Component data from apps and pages
********************

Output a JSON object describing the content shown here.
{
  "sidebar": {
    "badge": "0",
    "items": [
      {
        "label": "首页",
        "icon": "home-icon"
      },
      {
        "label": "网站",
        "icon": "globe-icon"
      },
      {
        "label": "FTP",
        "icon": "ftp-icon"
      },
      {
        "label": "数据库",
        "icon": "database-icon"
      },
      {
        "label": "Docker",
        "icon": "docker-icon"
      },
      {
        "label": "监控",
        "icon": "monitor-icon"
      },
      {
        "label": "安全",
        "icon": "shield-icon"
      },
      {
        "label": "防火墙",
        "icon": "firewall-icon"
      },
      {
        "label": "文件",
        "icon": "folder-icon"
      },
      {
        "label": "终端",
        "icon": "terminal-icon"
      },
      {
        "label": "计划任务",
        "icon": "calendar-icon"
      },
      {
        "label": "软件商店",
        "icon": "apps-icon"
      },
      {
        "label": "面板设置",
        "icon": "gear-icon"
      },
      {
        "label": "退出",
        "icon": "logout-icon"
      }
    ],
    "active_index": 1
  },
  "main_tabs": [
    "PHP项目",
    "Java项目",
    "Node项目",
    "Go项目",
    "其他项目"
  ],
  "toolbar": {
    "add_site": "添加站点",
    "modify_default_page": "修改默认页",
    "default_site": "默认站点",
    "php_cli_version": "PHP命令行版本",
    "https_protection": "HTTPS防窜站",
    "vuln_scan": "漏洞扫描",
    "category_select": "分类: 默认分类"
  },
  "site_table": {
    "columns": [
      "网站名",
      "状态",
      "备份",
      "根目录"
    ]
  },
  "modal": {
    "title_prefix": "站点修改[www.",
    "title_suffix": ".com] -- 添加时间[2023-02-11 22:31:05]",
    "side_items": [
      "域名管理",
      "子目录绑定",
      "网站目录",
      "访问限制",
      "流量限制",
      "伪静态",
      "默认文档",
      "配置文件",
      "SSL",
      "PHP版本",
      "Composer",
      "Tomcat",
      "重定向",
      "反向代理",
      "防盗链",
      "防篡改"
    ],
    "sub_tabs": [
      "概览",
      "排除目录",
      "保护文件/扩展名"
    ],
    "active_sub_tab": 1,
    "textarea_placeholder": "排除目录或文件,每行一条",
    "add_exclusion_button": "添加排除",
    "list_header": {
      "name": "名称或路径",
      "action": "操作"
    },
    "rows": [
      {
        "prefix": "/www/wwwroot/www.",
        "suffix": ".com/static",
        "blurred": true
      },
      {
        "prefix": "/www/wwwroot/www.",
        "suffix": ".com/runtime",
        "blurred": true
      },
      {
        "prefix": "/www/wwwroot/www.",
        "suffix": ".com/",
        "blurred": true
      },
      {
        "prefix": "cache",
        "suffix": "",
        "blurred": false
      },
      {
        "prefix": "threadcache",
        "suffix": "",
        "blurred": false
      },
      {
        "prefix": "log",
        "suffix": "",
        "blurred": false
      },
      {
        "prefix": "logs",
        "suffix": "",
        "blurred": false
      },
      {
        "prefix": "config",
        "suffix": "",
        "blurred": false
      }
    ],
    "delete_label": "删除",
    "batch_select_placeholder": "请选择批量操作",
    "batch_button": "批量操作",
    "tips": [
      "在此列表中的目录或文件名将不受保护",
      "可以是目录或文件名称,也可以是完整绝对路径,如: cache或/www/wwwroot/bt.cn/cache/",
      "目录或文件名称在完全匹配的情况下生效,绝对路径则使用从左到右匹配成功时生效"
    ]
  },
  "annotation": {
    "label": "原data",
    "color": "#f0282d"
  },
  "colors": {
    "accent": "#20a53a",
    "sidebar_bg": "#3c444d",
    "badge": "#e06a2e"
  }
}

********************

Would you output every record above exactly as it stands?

§ **PROBLEM SOLUTION**
Output a JSON object describing the content shown here.
{
  "sidebar": {
    "badge": "0",
    "items": [
      {
        "label": "首页",
        "icon": "home-icon"
      },
      {
        "label": "网站",
        "icon": "globe-icon"
      },
      {
        "label": "FTP",
        "icon": "ftp-icon"
      },
      {
        "label": "数据库",
        "icon": "database-icon"
      },
      {
        "label": "Docker",
        "icon": "docker-icon"
      },
      {
        "label": "监控",
        "icon": "monitor-icon"
      },
      {
        "label": "安全",
        "icon": "shield-icon"
      },
      {
        "label": "防火墙",
        "icon": "firewall-icon"
      },
      {
        "label": "文件",
        "icon": "folder-icon"
      },
      {
        "label": "终端",
        "icon": "terminal-icon"
      },
      {
        "label": "计划任务",
        "icon": "calendar-icon"
      },
      {
        "label": "软件商店",
        "icon": "apps-icon"
      },
      {
        "label": "面板设置",
        "icon": "gear-icon"
      },
      {
        "label": "退出",
        "icon": "logout-icon"
      }
    ],
    "active_index": 1
  },
  "main_tabs": [
    "PHP项目",
    "Java项目",
    "Node项目",
    "Go项目",
    "其他项目"
  ],
  "toolbar": {
    "add_site": "添加站点",
    "modify_default_page": "修改默认页",
    "default_site": "默认站点",
    "php_cli_version": "PHP命令行版本",
    "https_protection": "HTTPS防窜站",
    "vuln_scan": "漏洞扫描",
    "category_select": "分类: 默认分类"
  },
  "site_table": {
    "columns": [
      "网站名",
      "状态",
      "备份",
      "根目录"
    ]
  },
  "modal": {
    "title_prefix": "站点修改[www.",
    "title_suffix": ".com] -- 添加时间[2023-02-11 22:31:05]",
    "side_items": [
      "域名管理",
      "子目录绑定",
      "网站目录",
      "访问限制",
      "流量限制",
      "伪静态",
      "默认文档",
      "配置文件",
      "SSL",
      "PHP版本",
      "Composer",
      "Tomcat",
      "重定向",
      "反向代理",
      "防盗链",
      "防篡改"
    ],
    "sub_tabs": [
      "概览",
      "排除目录",
      "保护文件/扩展名"
    ],
    "active_sub_tab": 1,
    "textarea_placeholder": "排除目录或文件,每行一条",
    "add_exclusion_button": "添加排除",
    "list_header": {
      "name": "名称或路径",
      "action": "操作"
    },
    "rows": [
      {
        "prefix": "/www/wwwroot/www.",
        "suffix": ".com/static",
        "blurred": true
      },
      {
        "prefix": "/www/wwwroot/www.",
        "suffix": ".com/runtime",
        "blurred": true
      },
      {
        "prefix": "/www/wwwroot/www.",
        "suffix": ".com/",
        "blurred": true
      },
      {
        "prefix": "cache",
        "suffix": "",
        "blurred": false
      },
      {
        "prefix": "threadcache",
        "suffix": "",
        "blurred": false
      },
      {
        "prefix": "log",
        "suffix": "",
        "blurred": false
      },
      {
        "prefix": "logs",
        "suffix": "",
        "blurred": false
      },
      {
        "prefix": "config",
        "suffix": "",
        "blurred": false
      }
    ],
    "delete_label": "删除",
    "batch_select_placeholder": "请选择批量操作",
    "batch_button": "批量操作",
    "tips": [
      "在此列表中的目录或文件名将不受保护",
      "可以是目录或文件名称,也可以是完整绝对路径,如: cache或/www/wwwroot/bt.cn/cache/",
      "目录或文件名称在完全匹配的情况下生效,绝对路径则使用从左到右匹配成功时生效"
    ]
  },
  "annotation": {
    "label": "原data",
    "color": "#f0282d"
  },
  "colors": {
    "accent": "#20a53a",
    "sidebar_bg": "#3c444d",
    "badge": "#e06a2e"
  }
}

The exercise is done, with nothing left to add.